▸ EXERCISE REQUIREMENTS: For each line below that contains the word "Grid", make a copy.

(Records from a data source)
· · · · · · ·

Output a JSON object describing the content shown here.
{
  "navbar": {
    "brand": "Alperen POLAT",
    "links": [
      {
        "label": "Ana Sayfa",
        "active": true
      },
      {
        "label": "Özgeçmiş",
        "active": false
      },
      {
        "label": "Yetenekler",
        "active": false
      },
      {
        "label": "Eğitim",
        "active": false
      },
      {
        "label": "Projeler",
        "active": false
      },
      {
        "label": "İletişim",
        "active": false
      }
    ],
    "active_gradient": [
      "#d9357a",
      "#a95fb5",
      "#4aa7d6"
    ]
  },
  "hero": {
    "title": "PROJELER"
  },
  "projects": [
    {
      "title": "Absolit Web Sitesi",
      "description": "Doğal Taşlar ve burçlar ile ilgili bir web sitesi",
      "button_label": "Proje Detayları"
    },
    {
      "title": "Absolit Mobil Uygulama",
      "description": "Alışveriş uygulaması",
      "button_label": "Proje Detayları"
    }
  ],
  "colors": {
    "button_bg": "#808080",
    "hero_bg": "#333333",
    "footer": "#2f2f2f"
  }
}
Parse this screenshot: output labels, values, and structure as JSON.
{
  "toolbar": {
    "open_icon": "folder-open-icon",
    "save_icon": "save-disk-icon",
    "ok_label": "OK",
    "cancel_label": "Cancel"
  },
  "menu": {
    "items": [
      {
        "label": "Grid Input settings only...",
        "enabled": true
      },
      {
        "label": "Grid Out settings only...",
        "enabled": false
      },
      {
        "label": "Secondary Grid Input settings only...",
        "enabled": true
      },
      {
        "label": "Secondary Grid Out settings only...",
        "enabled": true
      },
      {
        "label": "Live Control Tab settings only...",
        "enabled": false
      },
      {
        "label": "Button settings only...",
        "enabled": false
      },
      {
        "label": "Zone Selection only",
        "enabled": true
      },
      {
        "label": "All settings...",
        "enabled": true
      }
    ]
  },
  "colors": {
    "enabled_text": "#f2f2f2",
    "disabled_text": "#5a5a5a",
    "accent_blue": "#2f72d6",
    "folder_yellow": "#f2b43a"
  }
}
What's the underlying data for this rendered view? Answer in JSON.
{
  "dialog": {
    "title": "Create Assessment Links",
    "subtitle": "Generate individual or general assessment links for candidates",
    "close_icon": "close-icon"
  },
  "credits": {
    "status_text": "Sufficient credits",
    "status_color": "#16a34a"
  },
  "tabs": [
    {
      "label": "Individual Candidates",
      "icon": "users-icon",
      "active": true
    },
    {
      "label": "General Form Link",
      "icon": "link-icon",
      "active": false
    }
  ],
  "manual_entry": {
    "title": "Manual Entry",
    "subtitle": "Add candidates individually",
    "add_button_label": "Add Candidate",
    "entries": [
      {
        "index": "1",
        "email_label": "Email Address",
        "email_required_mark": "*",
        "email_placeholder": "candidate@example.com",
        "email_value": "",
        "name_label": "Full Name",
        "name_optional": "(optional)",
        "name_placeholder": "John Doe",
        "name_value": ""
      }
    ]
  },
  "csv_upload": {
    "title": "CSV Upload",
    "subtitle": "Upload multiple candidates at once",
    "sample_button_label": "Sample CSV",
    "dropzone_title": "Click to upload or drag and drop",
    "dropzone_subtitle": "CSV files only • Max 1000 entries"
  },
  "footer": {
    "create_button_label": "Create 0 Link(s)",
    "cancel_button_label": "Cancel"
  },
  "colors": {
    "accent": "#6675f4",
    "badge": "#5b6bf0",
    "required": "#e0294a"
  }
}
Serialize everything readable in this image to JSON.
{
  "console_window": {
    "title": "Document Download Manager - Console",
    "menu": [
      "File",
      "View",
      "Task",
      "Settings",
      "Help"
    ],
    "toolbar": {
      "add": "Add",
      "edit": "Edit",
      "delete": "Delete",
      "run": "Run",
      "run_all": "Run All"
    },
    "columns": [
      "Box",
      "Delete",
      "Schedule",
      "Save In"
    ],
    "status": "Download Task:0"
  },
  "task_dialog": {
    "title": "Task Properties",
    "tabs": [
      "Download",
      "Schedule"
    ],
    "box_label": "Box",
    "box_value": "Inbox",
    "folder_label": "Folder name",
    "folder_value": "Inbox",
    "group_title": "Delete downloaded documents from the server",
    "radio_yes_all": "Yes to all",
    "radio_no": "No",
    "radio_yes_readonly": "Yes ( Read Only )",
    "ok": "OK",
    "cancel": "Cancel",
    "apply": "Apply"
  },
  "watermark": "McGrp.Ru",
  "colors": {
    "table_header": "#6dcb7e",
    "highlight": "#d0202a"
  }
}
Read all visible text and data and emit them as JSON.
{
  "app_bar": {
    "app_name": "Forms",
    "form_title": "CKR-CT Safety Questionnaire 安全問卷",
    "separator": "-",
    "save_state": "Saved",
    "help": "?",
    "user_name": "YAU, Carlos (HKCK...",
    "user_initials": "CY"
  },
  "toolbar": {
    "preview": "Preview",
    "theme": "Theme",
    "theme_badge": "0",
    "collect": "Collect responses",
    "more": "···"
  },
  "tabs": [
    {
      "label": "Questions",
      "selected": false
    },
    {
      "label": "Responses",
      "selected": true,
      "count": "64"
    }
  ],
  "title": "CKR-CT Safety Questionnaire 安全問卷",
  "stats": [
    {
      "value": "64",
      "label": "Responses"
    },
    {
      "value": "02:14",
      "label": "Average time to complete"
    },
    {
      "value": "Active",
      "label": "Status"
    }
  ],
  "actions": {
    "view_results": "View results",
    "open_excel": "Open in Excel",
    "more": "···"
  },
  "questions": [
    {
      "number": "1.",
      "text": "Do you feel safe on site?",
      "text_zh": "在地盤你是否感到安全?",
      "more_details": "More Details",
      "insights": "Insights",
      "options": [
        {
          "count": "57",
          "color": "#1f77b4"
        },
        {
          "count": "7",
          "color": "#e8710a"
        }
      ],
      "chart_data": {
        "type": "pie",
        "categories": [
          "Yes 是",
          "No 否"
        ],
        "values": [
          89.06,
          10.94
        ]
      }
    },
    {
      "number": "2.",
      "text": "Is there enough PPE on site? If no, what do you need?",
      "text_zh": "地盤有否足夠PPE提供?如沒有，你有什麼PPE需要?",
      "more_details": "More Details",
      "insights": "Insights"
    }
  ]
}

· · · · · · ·

▸ THE ANSWER:
        "label": "Grid Input settings only...",
        "label": "Grid Out settings only...",
        "label": "Secondary Grid Input settings only...",
        "label": "Secondary Grid Out settings only...",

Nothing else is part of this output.